- [Try it]:
What lines in the material hold the string "Zolam"? Return every one of them.

(Beginning of Dataset)

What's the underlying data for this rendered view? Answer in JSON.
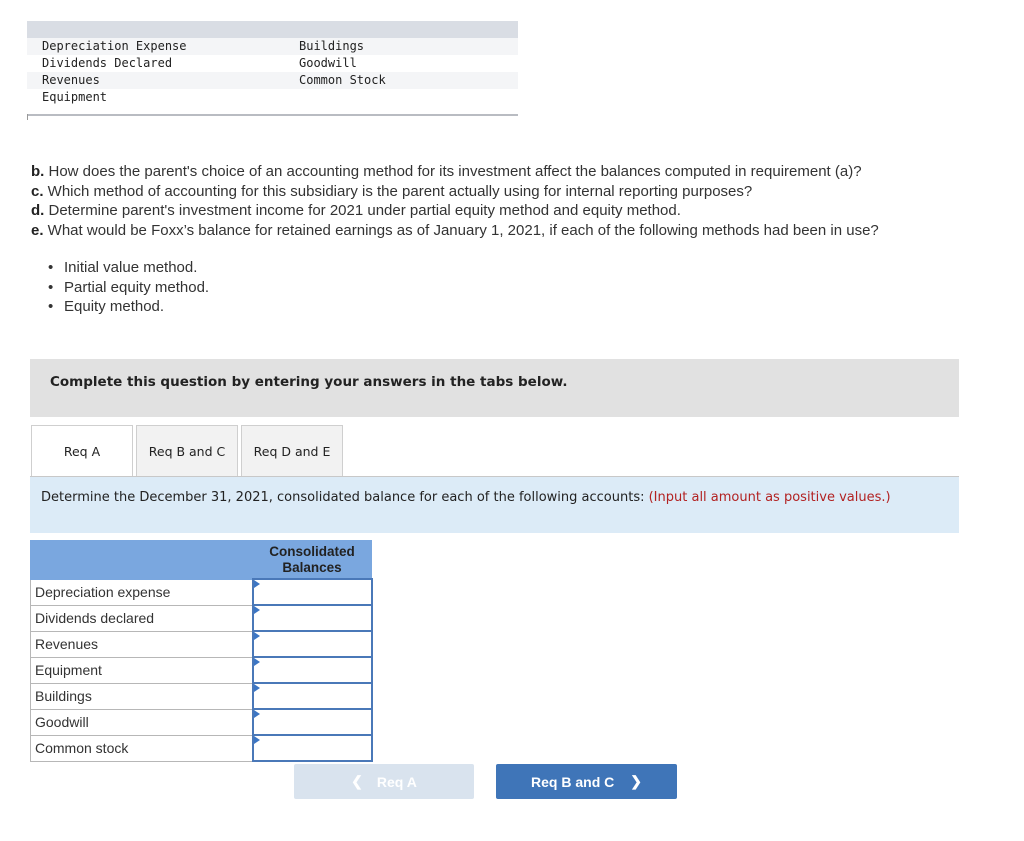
{
  "accounts_list": {
    "rows": [
      {
        "left": "Depreciation Expense",
        "right": "Buildings"
      },
      {
        "left": "Dividends Declared",
        "right": "Goodwill"
      },
      {
        "left": "Revenues",
        "right": "Common Stock"
      },
      {
        "left": "Equipment",
        "right": ""
      }
    ]
  },
  "questions": [
    {
      "letter": "b.",
      "text": " How does the parent's choice of an accounting method for its investment affect the balances computed in requirement (a)?"
    },
    {
      "letter": "c.",
      "text": " Which method of accounting for this subsidiary is the parent actually using for internal reporting purposes?"
    },
    {
      "letter": "d.",
      "text": " Determine parent's investment income for 2021 under partial equity method and equity method."
    },
    {
      "letter": "e.",
      "text": " What would be Foxx’s balance for retained earnings as of January 1, 2021, if each of the following methods had been in use?"
    }
  ],
  "methods": [
    "Initial value method.",
    "Partial equity method.",
    "Equity method."
  ],
  "banner": "Complete this question by entering your answers in the tabs below.",
  "tabs": [
    {
      "label": "Req A",
      "active": true
    },
    {
      "label": "Req B and C",
      "active": false
    },
    {
      "label": "Req D and E",
      "active": false
    }
  ],
  "instruction": {
    "text": "Determine the December 31, 2021, consolidated balance for each of the following accounts: ",
    "note": "(Input all amount as positive values.)",
    "note_color": "#b22222"
  },
  "table": {
    "header_label": "",
    "header_value": "Consolidated Balances",
    "rows": [
      {
        "label": "Depreciation expense",
        "value": ""
      },
      {
        "label": "Dividends declared",
        "value": ""
      },
      {
        "label": "Revenues",
        "value": ""
      },
      {
        "label": "Equipment",
        "value": ""
      },
      {
        "label": "Buildings",
        "value": ""
      },
      {
        "label": "Goodwill",
        "value": ""
      },
      {
        "label": "Common stock",
        "value": ""
      }
    ]
  },
  "nav": {
    "prev_label": "Req A",
    "prev_icon": "chevron-left-icon",
    "next_label": "Req B and C",
    "next_icon": "chevron-right-icon",
    "prev_disabled": true,
    "accent": "#3f75b8"
  }
}
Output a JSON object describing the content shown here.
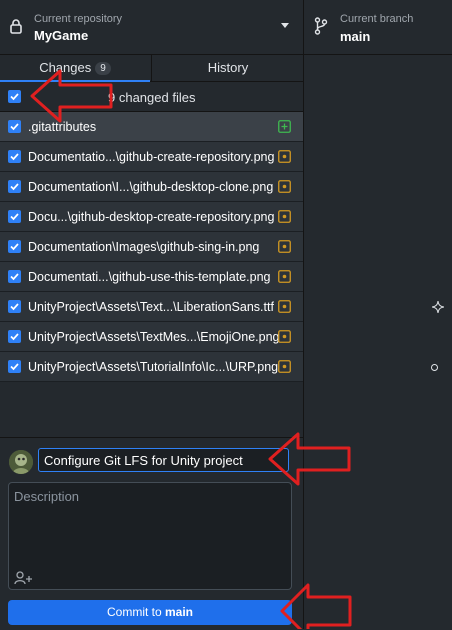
{
  "toolbar": {
    "repo_caption": "Current repository",
    "repo_name": "MyGame",
    "branch_caption": "Current branch",
    "branch_name": "main"
  },
  "tabs": [
    {
      "label": "Changes",
      "badge": "9"
    },
    {
      "label": "History"
    }
  ],
  "changes_header": {
    "label": "9 changed files"
  },
  "files": [
    {
      "path": ".gitattributes",
      "status": "added"
    },
    {
      "path": "Documentatio...\\github-create-repository.png",
      "status": "modified"
    },
    {
      "path": "Documentation\\I...\\github-desktop-clone.png",
      "status": "modified"
    },
    {
      "path": "Docu...\\github-desktop-create-repository.png",
      "status": "modified"
    },
    {
      "path": "Documentation\\Images\\github-sing-in.png",
      "status": "modified"
    },
    {
      "path": "Documentati...\\github-use-this-template.png",
      "status": "modified"
    },
    {
      "path": "UnityProject\\Assets\\Text...\\LiberationSans.ttf",
      "status": "modified"
    },
    {
      "path": "UnityProject\\Assets\\TextMes...\\EmojiOne.png",
      "status": "modified"
    },
    {
      "path": "UnityProject\\Assets\\TutorialInfo\\Ic...\\URP.png",
      "status": "modified"
    }
  ],
  "commit": {
    "summary_value": "Configure Git LFS for Unity project",
    "description_placeholder": "Description",
    "button_prefix": "Commit to ",
    "button_branch": "main"
  },
  "colors": {
    "accent": "#2f81f7",
    "commit_button": "#1f6feb",
    "added": "#3fb950",
    "modified": "#d29922",
    "annotation_arrow": "#e02020"
  }
}
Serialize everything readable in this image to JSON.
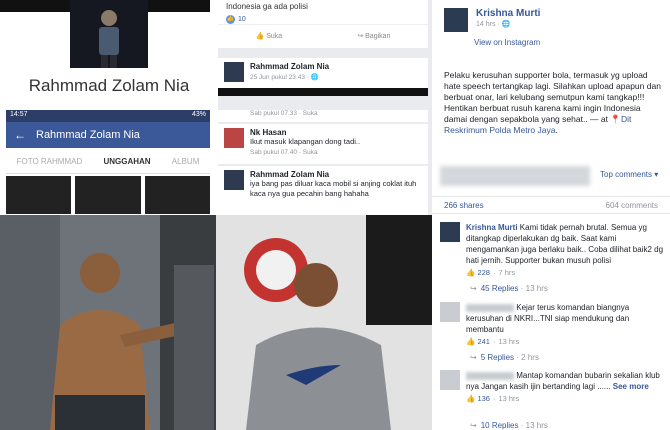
{
  "left": {
    "profile_name": "Rahmmad Zolam Nia",
    "phone_status": {
      "time": "14:57",
      "battery": "43%"
    },
    "phone_header_title": "Rahmmad Zolam Nia",
    "tabs": [
      "FOTO RAHMMAD",
      "UNGGAHAN",
      "ALBUM"
    ],
    "active_tab": "UNGGAHAN"
  },
  "middle": {
    "caption_text": "Indonesia ga ada polisi",
    "like_count": "10",
    "like_action": "Suka",
    "share_action": "Bagikan",
    "post_author": "Rahmmad Zolam Nia",
    "post_date": "25 Jun pukul 23.43 · ",
    "reply_meta": "Sab pukul 07.33 · Suka",
    "comments": [
      {
        "author": "Nk Hasan",
        "text": "Ikut masuk klapangan dong tadi..",
        "meta": "Sab pukul 07.40 · Suka"
      },
      {
        "author": "Rahmmad Zolam Nia",
        "text": "iya bang pas diluar kaca mobil si anjing coklat ituh kaca nya gua pecahin bang hahaha",
        "meta": ""
      }
    ]
  },
  "right": {
    "author": "Krishna Murti",
    "time": "14 hrs · ",
    "view_on": "View on Instagram",
    "caption": "Pelaku kerusuhan supporter bola, termasuk yg upload hate speech tertangkap lagi. Silahkan upload apapun dan berbuat onar, lari kelubang semutpun kami tangkap!!! Hentikan berbuat rusuh karena kami ingin Indonesia damai dengan sepakbola yang sehat.. — at ",
    "location": "Dit Reskrimum Polda Metro Jaya",
    "top_comments": "Top comments ▾",
    "shares": "266 shares",
    "comments_count": "604 comments",
    "comment_list": [
      {
        "author": "Krishna Murti",
        "text": "Kami tidak pernah brutal. Semua yg ditangkap diperlakukan dg baik. Saat kami mengamankan juga berlaku baik.. Coba dilihat baik2 dg hati jernih. Supporter bukan musuh polisi",
        "likes": "228",
        "time": "7 hrs",
        "replies": "45 Replies",
        "replies_time": "13 hrs"
      },
      {
        "author": "",
        "text": "Kejar terus komandan biangnya kerusuhan di NKRI...TNI siap mendukung dan membantu",
        "likes": "241",
        "time": "13 hrs",
        "replies": "5 Replies",
        "replies_time": "2 hrs"
      },
      {
        "author": "",
        "text": "Mantap komandan bubarin sekalian klub nya Jangan kasih ijin bertanding lagi ...... ",
        "see_more": "See more",
        "likes": "136",
        "time": "13 hrs",
        "replies": "10 Replies",
        "replies_time": "13 hrs"
      }
    ]
  },
  "colors": {
    "fb_blue": "#3b5998",
    "link": "#365899",
    "meta_gray": "#90949c"
  }
}
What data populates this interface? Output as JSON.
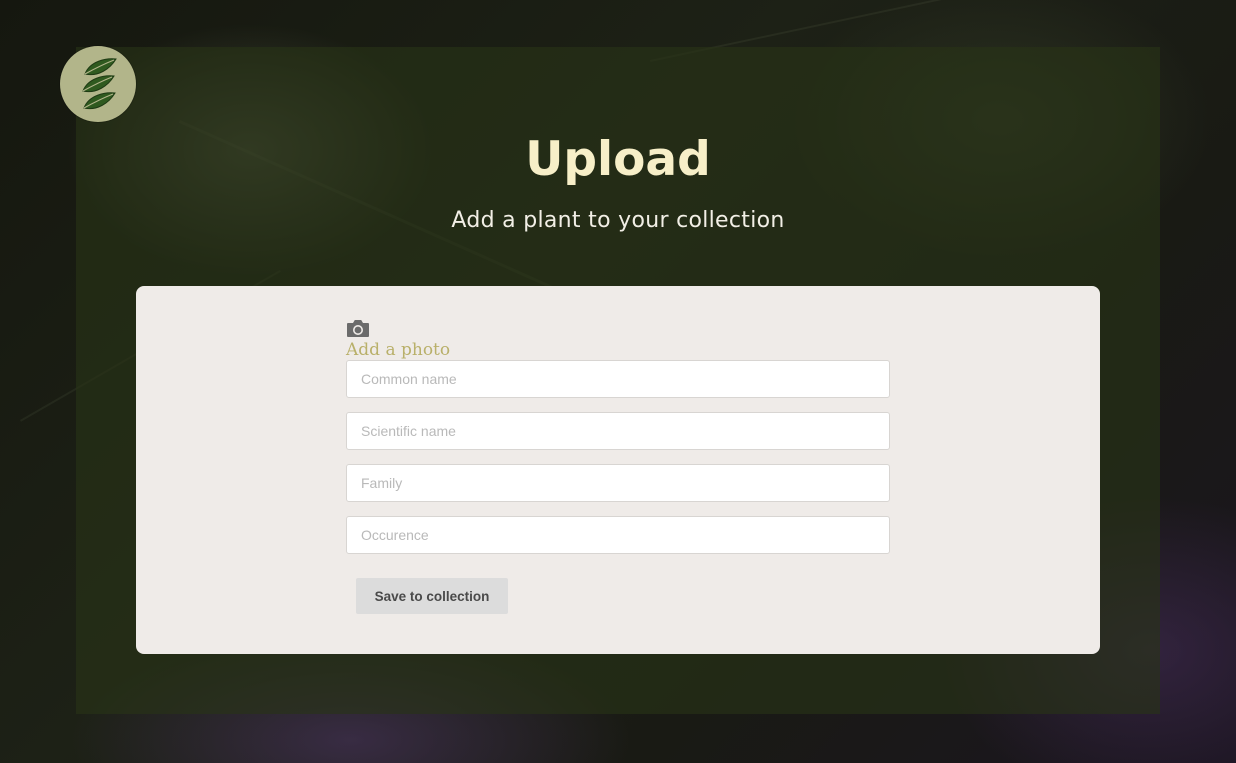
{
  "header": {
    "title": "Upload",
    "subtitle": "Add a plant to your collection"
  },
  "logo": {
    "icon": "leaf-logo-icon",
    "background_color": "#b2b58a",
    "leaf_color": "#2f5a1f"
  },
  "form": {
    "photo": {
      "icon": "camera-icon",
      "label": "Add a photo"
    },
    "fields": {
      "common_name": {
        "placeholder": "Common name",
        "value": ""
      },
      "scientific_name": {
        "placeholder": "Scientific name",
        "value": ""
      },
      "family": {
        "placeholder": "Family",
        "value": ""
      },
      "occurence": {
        "placeholder": "Occurence",
        "value": ""
      }
    },
    "save_label": "Save to collection"
  },
  "colors": {
    "title": "#f7efc8",
    "accent": "#b9b06a",
    "card": "#efebe8",
    "button": "#dcdcdc"
  }
}
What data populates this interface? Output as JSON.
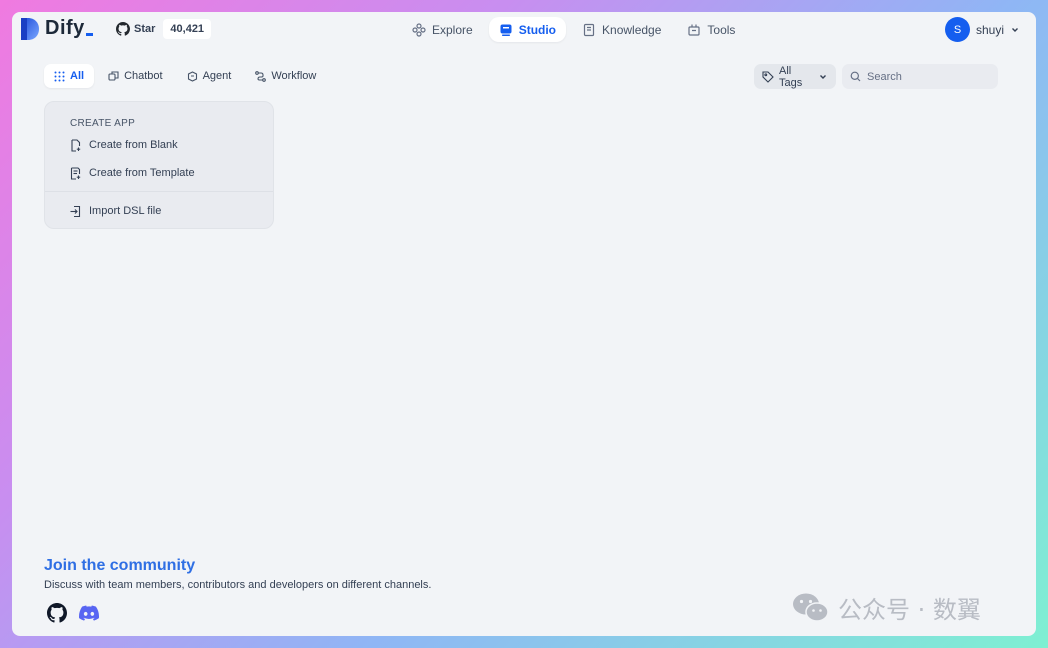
{
  "header": {
    "logo_text": "Dify",
    "github": {
      "star_label": "Star",
      "star_count": "40,421"
    },
    "nav": [
      {
        "label": "Explore",
        "icon": "explore-icon"
      },
      {
        "label": "Studio",
        "icon": "studio-icon",
        "active": true
      },
      {
        "label": "Knowledge",
        "icon": "knowledge-icon"
      },
      {
        "label": "Tools",
        "icon": "tools-icon"
      }
    ],
    "user": {
      "avatar_letter": "S",
      "name": "shuyi"
    }
  },
  "tabs": [
    {
      "label": "All",
      "icon": "grid-icon",
      "active": true
    },
    {
      "label": "Chatbot",
      "icon": "chatbot-icon"
    },
    {
      "label": "Agent",
      "icon": "agent-icon"
    },
    {
      "label": "Workflow",
      "icon": "workflow-icon"
    }
  ],
  "filters": {
    "tags_label": "All Tags",
    "search_placeholder": "Search"
  },
  "create_app": {
    "title": "CREATE APP",
    "blank_label": "Create from Blank",
    "template_label": "Create from Template",
    "import_label": "Import DSL file"
  },
  "community": {
    "title": "Join the community",
    "description": "Discuss with team members, contributors and developers on different channels."
  },
  "watermark": {
    "text": "公众号 · 数翼"
  },
  "colors": {
    "accent": "#155eef",
    "background": "#f2f4f7",
    "community_title": "#2f6fe4"
  }
}
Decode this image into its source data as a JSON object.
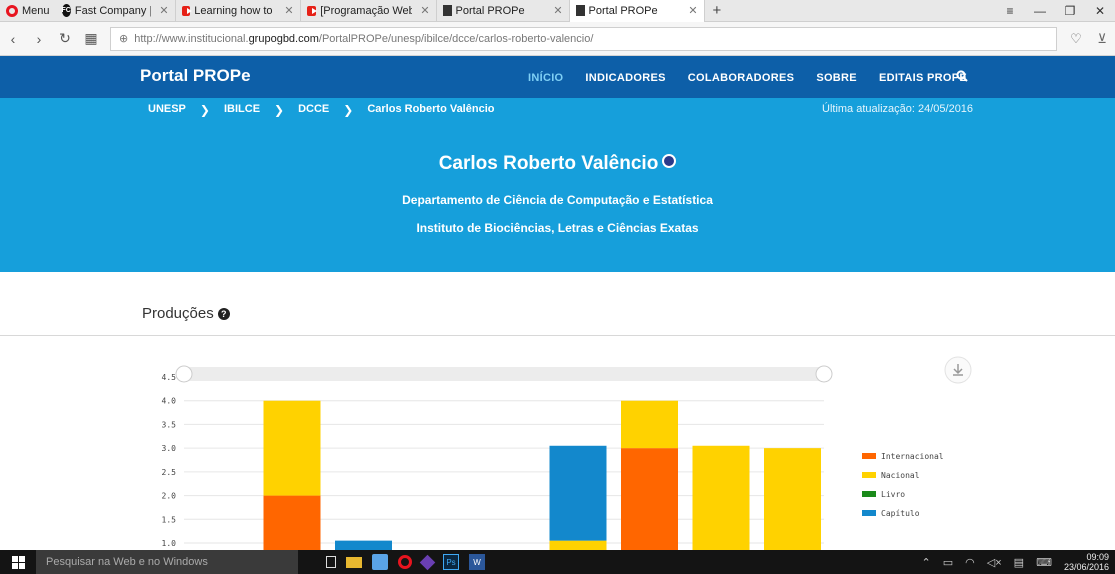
{
  "browser": {
    "menu_label": "Menu",
    "tabs": [
      {
        "title": "Fast Company | Business +",
        "icon": "fastcompany-icon"
      },
      {
        "title": "Learning how to learn | Bar",
        "icon": "youtube-icon"
      },
      {
        "title": "[Programação Web com Ja",
        "icon": "youtube-icon"
      },
      {
        "title": "Portal PROPe",
        "icon": "document-icon"
      },
      {
        "title": "Portal PROPe",
        "icon": "document-icon"
      }
    ],
    "url_prefix": "http://www.institucional.",
    "url_domain": "grupogbd.com",
    "url_path": "/PortalPROPe/unesp/ibilce/dcce/carlos-roberto-valencio/"
  },
  "site": {
    "brand": "Portal PROPe",
    "nav": [
      "INÍCIO",
      "INDICADORES",
      "COLABORADORES",
      "SOBRE",
      "EDITAIS PROPE"
    ],
    "nav_active": "INÍCIO",
    "accent_dark": "#0d5fa8",
    "accent_light": "#169fdb"
  },
  "breadcrumb": [
    "UNESP",
    "IBILCE",
    "DCCE",
    "Carlos Roberto Valêncio"
  ],
  "last_update": "Última atualização: 24/05/2016",
  "profile": {
    "name": "Carlos Roberto Valêncio",
    "department": "Departamento de Ciência de Computação e Estatística",
    "institute": "Instituto de Biociências, Letras e Ciências Exatas"
  },
  "section_title": "Produções",
  "chart_data": {
    "type": "bar",
    "stacked": true,
    "y_ticks": [
      "1.0",
      "1.5",
      "2.0",
      "2.5",
      "3.0",
      "3.5",
      "4.0",
      "4.5"
    ],
    "ylim": [
      1.0,
      4.5
    ],
    "series": [
      {
        "name": "Internacional",
        "color": "#ff6600",
        "values": [
          0,
          2,
          0.05,
          0,
          0,
          0.05,
          3,
          0.05,
          0
        ]
      },
      {
        "name": "Nacional",
        "color": "#ffd200",
        "values": [
          0.05,
          2,
          0,
          0.05,
          0.05,
          1,
          1,
          3,
          3
        ]
      },
      {
        "name": "Livro",
        "color": "#1a8a1a",
        "values": [
          0,
          0,
          0,
          0,
          0,
          0,
          0,
          0,
          0
        ]
      },
      {
        "name": "Capítulo",
        "color": "#1388cc",
        "values": [
          0,
          0,
          1,
          0,
          0,
          2,
          0,
          0,
          0
        ]
      }
    ],
    "legend_position": "right"
  },
  "taskbar": {
    "search_placeholder": "Pesquisar na Web e no Windows",
    "time": "09:09",
    "date": "23/06/2016"
  }
}
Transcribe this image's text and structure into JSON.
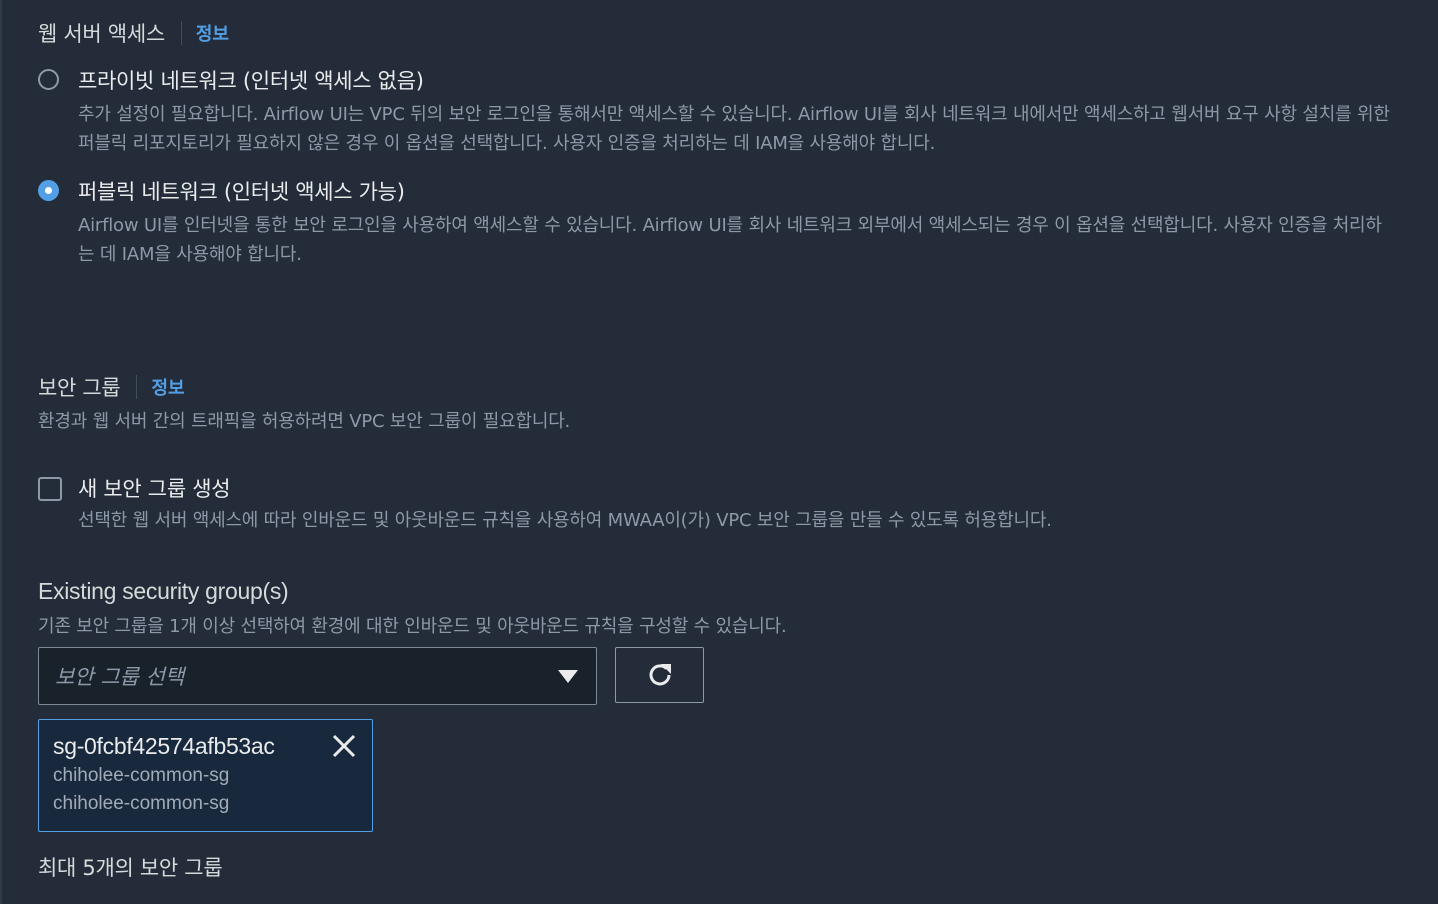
{
  "web_server_access": {
    "heading": "웹 서버 액세스",
    "info_link": "정보",
    "options": [
      {
        "label": "프라이빗 네트워크 (인터넷 액세스 없음)",
        "description": "추가 설정이 필요합니다. Airflow UI는 VPC 뒤의 보안 로그인을 통해서만 액세스할 수 있습니다. Airflow UI를 회사 네트워크 내에서만 액세스하고 웹서버 요구 사항 설치를 위한 퍼블릭 리포지토리가 필요하지 않은 경우 이 옵션을 선택합니다. 사용자 인증을 처리하는 데 IAM을 사용해야 합니다.",
        "selected": false
      },
      {
        "label": "퍼블릭 네트워크 (인터넷 액세스 가능)",
        "description": "Airflow UI를 인터넷을 통한 보안 로그인을 사용하여 액세스할 수 있습니다. Airflow UI를 회사 네트워크 외부에서 액세스되는 경우 이 옵션을 선택합니다. 사용자 인증을 처리하는 데 IAM을 사용해야 합니다.",
        "selected": true
      }
    ]
  },
  "security_group": {
    "heading": "보안 그룹",
    "info_link": "정보",
    "description": "환경과 웹 서버 간의 트래픽을 허용하려면 VPC 보안 그룹이 필요합니다.",
    "create_new": {
      "label": "새 보안 그룹 생성",
      "description": "선택한 웹 서버 액세스에 따라 인바운드 및 아웃바운드 규칙을 사용하여 MWAA이(가) VPC 보안 그룹을 만들 수 있도록 허용합니다.",
      "checked": false
    },
    "existing": {
      "heading": "Existing security group(s)",
      "description": "기존 보안 그룹을 1개 이상 선택하여 환경에 대한 인바운드 및 아웃바운드 규칙을 구성할 수 있습니다.",
      "select_placeholder": "보안 그룹 선택",
      "selected_tokens": [
        {
          "id": "sg-0fcbf42574afb53ac",
          "name": "chiholee-common-sg",
          "description": "chiholee-common-sg"
        }
      ],
      "max_note": "최대 5개의 보안 그룹"
    }
  },
  "icons": {
    "dropdown": "caret-down-icon",
    "refresh": "refresh-icon",
    "remove": "close-icon"
  },
  "colors": {
    "background": "#232c38",
    "accent": "#539fe5",
    "text_primary": "#e9ebed",
    "text_secondary": "#8d99a8"
  }
}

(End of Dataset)

- [Task result]:
    "profile_name": "Rahmmad Zolam Nia",
    "phone_header_title": "Rahmmad Zolam Nia",
    "post_author": "Rahmmad Zolam Nia",
        "author": "Rahmmad Zolam Nia",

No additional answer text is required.